Lithium-ion batteries can be made using metals such as aluminum, nickel and stainless steel.
But they are not currently used in electric vehicles because of a number of problems, including a lack of corrosion resistance, high operating temperatures and high levels of pollution.
The problem with aluminum, on the other hand, is that it can break down into toxic compounds.
A team of researchers led by the University of California, Davis, has now created an aluminum alloy that is nearly entirely free of these toxic compounds, making it a viable alternative to lithium-metal batteries.
The research was published in the journal Advanced Materials.
“Aluminum is a very good conductor, but we are now finding that it’s actually the worst conductor for a number the metals we are currently using,” said lead author Rachael C. Jones, a professor of mechanical engineering at UC Davis.
“There is a lot of information that has been done on the conductivity of aluminum, and we are not yet aware of all the effects of that on the chemistry of these batteries.”
The aluminum alloy was found to have an electrical conductivity similar to copper, a good conductor that has a low level of toxicity.
It also had high conductivity at temperatures up to 695 degrees Fahrenheit, well above the temperatures used in most lithium-sulfur batteries.
While the researchers did not measure any of the aluminum’s properties directly, they did use data from a battery that was designed to run at temperatures of 2,000 degrees Fahrenheit.
The researchers found that aluminum had the ability to deliver a voltage of 1.2 volts per square meter (5 milliamps) while at room temperature.
“The fact that it is so stable at these temperatures is quite remarkable,” said Jones.

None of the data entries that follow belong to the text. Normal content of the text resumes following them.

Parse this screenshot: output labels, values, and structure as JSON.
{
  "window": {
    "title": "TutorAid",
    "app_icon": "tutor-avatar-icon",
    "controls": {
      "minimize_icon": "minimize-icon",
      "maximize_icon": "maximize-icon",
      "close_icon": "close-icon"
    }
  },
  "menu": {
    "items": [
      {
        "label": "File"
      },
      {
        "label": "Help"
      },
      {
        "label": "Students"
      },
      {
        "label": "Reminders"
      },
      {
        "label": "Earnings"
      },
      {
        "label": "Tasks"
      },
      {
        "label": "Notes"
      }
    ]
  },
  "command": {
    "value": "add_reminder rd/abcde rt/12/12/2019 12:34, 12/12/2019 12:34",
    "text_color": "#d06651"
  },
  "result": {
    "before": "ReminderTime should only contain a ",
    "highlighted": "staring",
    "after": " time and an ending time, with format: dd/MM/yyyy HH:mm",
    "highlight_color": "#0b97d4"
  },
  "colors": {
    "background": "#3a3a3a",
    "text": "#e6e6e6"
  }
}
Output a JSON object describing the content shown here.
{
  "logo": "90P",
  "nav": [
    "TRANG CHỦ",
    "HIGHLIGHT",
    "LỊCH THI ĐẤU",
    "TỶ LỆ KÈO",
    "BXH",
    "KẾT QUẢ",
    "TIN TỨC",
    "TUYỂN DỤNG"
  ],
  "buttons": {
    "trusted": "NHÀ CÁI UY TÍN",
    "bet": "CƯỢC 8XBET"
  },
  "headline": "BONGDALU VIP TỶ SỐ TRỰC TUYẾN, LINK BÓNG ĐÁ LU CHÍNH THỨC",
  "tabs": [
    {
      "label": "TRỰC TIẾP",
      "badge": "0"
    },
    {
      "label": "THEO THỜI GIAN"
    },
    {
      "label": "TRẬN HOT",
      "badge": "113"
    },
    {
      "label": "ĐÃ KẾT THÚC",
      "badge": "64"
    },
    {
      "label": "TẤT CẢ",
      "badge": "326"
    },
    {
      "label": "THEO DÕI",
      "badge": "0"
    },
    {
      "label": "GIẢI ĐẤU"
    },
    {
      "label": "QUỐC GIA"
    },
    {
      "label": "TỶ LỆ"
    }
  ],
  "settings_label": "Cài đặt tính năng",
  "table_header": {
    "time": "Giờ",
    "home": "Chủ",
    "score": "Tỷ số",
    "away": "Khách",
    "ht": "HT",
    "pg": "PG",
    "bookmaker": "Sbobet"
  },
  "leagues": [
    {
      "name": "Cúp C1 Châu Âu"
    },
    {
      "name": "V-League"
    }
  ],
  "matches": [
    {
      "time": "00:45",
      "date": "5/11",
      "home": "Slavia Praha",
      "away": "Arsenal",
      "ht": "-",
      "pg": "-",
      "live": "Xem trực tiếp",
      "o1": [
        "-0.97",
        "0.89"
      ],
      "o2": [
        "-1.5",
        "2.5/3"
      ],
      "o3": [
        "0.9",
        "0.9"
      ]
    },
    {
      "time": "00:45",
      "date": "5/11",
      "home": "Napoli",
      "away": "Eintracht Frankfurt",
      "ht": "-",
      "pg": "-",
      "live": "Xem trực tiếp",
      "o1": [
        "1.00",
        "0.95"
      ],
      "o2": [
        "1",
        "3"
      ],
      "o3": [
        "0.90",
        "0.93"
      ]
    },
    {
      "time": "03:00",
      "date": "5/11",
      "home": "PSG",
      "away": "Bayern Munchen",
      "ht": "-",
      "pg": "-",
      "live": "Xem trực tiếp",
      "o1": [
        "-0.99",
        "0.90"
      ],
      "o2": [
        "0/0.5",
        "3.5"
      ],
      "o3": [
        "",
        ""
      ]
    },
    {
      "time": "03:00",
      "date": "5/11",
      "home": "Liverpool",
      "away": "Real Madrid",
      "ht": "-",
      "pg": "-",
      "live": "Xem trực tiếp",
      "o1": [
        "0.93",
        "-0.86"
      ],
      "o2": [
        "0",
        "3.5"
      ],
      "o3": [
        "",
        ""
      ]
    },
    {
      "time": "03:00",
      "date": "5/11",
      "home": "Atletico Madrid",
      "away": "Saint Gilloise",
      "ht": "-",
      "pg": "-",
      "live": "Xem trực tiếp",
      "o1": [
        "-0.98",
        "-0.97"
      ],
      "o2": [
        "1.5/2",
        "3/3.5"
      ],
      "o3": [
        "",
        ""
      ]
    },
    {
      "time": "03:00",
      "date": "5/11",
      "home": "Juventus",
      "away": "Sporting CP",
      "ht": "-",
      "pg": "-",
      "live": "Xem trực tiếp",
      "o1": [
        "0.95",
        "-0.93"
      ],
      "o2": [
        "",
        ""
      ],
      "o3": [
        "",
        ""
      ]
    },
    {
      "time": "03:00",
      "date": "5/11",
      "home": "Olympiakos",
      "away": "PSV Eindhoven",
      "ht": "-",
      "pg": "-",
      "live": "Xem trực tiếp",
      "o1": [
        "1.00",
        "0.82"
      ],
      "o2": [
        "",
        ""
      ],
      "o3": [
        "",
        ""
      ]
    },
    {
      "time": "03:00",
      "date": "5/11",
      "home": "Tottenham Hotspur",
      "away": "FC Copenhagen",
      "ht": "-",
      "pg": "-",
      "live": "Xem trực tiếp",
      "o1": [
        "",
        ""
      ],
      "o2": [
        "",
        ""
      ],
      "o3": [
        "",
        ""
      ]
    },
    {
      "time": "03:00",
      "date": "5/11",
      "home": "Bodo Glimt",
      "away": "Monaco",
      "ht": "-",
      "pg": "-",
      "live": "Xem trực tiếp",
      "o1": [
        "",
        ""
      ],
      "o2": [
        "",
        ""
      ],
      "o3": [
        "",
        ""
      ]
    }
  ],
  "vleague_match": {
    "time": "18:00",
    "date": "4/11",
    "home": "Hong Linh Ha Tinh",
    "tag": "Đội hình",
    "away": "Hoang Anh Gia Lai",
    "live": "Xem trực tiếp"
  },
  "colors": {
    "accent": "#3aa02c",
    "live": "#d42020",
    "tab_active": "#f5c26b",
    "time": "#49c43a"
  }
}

“It is very, very low.”
Aluminium-Aluminum Alloy Materials used in batteries have long been used for this type of technology, but it was not until the early 2000s that researchers were able to create a metal with such high conductivities.
“We wanted to see if it would work at higher temperatures,” Jones said.
In 2008, the team was able to get a 1.5 volt per square centimeter (1 milliamp per square foot) aluminum battery up to 1,000 volts.
The result was a device that was able do more than just charge a lithium-cell battery, though.
“What this does is make the batteries that we are building and testing today, which are about 10 times more energy dense, much more efficient,” Jones added.
In the past, batteries were typically made of aluminum and magnesium.
But the researchers discovered that this material is also the best conductor for other metals, including copper, which is also known to be toxic.
Jones and her colleagues created an alloy of aluminum with nearly all of the elements found in the Earth’s crust.
The aluminum has high electrical conductivities and low toxicity, making aluminum an attractive material for batteries.
However, the researchers found a problem with this material.
It was not only that it was extremely corrosive to the lithium electrodes, but also that it has a high melting point, meaning it is prone to breaking down into many toxic compounds during the manufacturing process.
So the researchers added some additives to the aluminum to help prevent these compounds from forming.
“These compounds would normally have been created during the fabrication process, and then would have broken down in the manufacturing processes, and would have produced toxic compounds,” Jones explained.
“So we added some chemicals that would be able to keep these toxic materials out of the metal.”
Jones and colleagues also used the aluminum-aluminum alloy to create batteries that were 20 percent more energy density than the lithium-aluminium alloy, but the results are still not conclusive.
But it is still encouraging that the researchers were not only able to increase the electrical conductance of the alloy, they were also able to reduce the toxicity.
“For a long time, it was assumed that aluminum would be a bad conductor for lithium-iron battery technology,” said study co-author Matthew L. Ritz, a chemical engineer at UC Berkeley.
“However, we now know that the aluminum has a much lower toxic content than lithium-titanium.
So, we think that aluminum has the potential to be an ideal conductor for battery technology, especially for applications that use lithium as a store of energy.”
A new approach for aluminum Alumina is a material that has unique properties that make it more attractive than other aluminum alloys, Jones said, including the fact that the material has a higher surface area than other alloys.
This surface area means the aluminum will not simply stick to a battery electrode.
Instead, the aluminum particles will adhere to the metal surface and bond with it.
In order to bond with the aluminum, the electrode has to be heated and this can cause problems, Jones explained, because it can create a thermal imbalance.
However the team found a way to reduce these problems, by bonding aluminum to the electrodes themselves.